[Data Visualisation is] Graphical display of abstract information
Young children need to count on their fingers. This is because, numbers such as, 1, 2, 3, etc. are just abstract information to them. Using their fingers to represent those numbers make them more comprehensible and enables them to carry on basic addition and subtraction operations.
Here are 3 main chart-types we use in our daily lives to represent data, and you need to understand when to ues each of them.
Bar charts are good in comparing multiple univariate values. As stated earlier, the human eye is good in comparing lengths.
The vertical bar charts are sometimes called column charts. Horizontal bar charts are more suitable when we have many items to compare.
It is advised to have your bars sorted according to their lengths, unless there is a certain order for the items you are comparing that you do not want to change.
In the case of bivariate data, you may need to use stacked bar charts or have adjacent bars with different colours. In both cases, you have to make sure that your two variables are of the same unit. Stacked bar charts are to be used when the two variables complement each other, i.e. their sum also makes sense.
When you want to compare to variables, and show what is the correlation between them, scatter plots can be your friend then. Scatter plots place each item in your dataset as a point, where it’s horizontal position on the x-axis is decided by one variable, while its vertical position on the y-axis is decided by the second variable.
When having a third variable, we may then decide to use bubble charts instead. Bubble charts are just like scatter plots, however the size of the dots (bubbles in this case) vary according to a third variable. You may also use colours to show additional variables in both your scatter plots and bubble charts.
The scatter plots above shows how the variables on the x and y axis are corrected. A positive correlation, means that the increase in one variable is accompanied by an increase in the other variable. while a negative correlation means that they are inversely proportional. When the dots are just scattered in a random order as in the third chart, it means that there is no correlation between the two variables.

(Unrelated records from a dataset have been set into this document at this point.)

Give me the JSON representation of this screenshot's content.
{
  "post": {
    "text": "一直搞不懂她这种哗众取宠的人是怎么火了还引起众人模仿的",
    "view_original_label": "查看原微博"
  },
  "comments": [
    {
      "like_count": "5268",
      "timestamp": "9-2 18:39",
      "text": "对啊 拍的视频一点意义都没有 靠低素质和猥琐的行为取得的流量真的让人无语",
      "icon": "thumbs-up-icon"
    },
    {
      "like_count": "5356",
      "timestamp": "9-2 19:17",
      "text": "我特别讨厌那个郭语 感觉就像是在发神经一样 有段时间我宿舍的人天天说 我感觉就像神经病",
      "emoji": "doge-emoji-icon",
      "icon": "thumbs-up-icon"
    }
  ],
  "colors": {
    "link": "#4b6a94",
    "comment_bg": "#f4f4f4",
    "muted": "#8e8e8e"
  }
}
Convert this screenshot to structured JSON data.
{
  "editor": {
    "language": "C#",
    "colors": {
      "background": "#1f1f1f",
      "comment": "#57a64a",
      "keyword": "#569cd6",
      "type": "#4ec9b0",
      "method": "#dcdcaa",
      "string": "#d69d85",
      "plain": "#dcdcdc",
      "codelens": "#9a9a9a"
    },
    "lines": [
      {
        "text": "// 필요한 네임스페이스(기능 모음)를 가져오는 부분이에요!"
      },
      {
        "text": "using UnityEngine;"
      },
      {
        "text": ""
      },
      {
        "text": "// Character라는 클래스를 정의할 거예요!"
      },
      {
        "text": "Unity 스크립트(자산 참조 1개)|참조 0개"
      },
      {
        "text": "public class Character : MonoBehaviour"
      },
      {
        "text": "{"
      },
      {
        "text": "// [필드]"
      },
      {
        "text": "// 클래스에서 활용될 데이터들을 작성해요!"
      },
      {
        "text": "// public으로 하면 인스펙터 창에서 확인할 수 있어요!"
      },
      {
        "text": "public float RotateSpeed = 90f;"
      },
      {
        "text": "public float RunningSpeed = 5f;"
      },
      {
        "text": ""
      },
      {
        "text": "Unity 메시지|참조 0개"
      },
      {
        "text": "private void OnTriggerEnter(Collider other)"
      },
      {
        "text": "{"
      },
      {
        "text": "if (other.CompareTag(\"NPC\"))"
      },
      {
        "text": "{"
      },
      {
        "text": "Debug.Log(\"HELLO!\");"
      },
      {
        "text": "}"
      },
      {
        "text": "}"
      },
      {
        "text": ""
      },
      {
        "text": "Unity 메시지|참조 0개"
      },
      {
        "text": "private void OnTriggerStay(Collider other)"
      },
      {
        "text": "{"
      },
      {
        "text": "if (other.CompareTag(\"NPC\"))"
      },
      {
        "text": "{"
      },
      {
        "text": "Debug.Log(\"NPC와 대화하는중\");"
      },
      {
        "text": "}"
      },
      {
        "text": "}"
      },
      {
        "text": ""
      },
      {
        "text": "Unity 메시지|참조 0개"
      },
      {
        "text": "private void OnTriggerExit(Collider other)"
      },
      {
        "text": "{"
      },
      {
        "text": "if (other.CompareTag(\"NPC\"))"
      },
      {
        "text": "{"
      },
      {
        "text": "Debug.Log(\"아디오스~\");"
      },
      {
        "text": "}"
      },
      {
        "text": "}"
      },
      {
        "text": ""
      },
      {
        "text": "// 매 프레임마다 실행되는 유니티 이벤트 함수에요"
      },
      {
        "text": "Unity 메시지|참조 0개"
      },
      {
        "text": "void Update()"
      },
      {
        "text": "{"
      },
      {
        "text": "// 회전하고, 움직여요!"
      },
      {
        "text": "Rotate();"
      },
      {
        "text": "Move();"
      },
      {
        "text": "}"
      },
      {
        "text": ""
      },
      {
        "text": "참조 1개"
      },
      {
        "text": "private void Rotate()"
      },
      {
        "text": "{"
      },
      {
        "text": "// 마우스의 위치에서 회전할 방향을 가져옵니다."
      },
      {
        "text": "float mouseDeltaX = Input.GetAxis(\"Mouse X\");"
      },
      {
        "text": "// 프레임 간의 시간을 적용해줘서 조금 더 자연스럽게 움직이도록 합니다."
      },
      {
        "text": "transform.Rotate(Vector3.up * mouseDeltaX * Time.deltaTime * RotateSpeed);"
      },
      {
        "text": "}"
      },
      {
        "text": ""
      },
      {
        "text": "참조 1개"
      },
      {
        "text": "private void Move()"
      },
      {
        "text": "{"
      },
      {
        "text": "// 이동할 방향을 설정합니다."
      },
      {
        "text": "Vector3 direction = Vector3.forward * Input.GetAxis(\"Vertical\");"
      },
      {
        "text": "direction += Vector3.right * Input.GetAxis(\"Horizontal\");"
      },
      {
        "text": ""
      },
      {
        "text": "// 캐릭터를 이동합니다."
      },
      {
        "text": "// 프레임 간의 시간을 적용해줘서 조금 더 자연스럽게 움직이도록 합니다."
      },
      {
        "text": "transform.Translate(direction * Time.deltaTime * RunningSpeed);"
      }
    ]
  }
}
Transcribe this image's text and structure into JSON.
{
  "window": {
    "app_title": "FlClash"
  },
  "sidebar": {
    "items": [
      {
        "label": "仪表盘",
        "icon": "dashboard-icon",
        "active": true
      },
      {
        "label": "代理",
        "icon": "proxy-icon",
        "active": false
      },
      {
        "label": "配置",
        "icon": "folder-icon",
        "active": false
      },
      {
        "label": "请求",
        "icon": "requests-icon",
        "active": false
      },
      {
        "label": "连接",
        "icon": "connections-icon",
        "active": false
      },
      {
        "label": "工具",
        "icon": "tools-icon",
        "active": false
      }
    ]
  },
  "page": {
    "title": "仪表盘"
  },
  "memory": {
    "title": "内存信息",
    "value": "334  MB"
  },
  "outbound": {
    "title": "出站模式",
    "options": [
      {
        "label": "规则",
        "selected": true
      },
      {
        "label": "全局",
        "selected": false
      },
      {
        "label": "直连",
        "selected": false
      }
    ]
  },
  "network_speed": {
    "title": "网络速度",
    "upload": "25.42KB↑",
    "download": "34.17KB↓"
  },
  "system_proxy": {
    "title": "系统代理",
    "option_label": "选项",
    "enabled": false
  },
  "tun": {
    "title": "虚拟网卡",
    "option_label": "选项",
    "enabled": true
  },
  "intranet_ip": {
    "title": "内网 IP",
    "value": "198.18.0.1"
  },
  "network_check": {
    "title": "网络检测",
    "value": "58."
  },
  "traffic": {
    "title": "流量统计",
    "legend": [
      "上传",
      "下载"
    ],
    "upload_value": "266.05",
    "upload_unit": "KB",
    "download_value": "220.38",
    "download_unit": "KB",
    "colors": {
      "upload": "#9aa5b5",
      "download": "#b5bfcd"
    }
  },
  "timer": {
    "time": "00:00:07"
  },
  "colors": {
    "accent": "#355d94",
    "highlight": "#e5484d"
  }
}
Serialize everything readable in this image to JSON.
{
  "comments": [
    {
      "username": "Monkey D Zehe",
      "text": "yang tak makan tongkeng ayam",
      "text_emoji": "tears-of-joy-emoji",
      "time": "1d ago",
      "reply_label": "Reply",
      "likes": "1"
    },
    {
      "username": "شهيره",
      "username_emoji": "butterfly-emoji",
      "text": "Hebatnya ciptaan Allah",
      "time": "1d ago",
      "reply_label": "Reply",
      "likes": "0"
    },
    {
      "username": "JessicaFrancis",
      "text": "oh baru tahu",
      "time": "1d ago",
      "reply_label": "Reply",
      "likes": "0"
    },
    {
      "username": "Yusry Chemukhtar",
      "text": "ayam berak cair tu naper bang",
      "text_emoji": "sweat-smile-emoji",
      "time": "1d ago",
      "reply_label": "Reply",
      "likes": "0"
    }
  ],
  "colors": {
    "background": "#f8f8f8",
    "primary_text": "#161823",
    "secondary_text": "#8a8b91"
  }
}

One variation of a scatter plot is a bubble chart. Bubble charts are very similar to scatter plots, however, they can represent 3 different variables instead of 2. One variable is represented by the x-axis while the other is displayed by the y-axis, and the third variable is represented by the size of the bubbles in the chart. You may visit this article to learn how to create bubble charts using RAW.
Having the records of 10 students and their heights, we can easily plot them into a bar chart to compare their heights. But, let’s say we want to plot the heights of the whole 5,000 students we have in the school. We will need a chart with 5000 bars with the name of each student written beside his own bar. What about plotting the heights of 1,000,000 nationwide students? A bar chart is not feasible with such high numbers and also with such high number we are not interested in the height of each individual student anymore. Hence, histograms.
A histogram show distributions rather than individuals. In the case of 1,000,000 school students, a histogram can show us what is the percentage of those whose heights are between 100 and 110 cm., and the percentage of those between 110 and 120 cm., and so forth.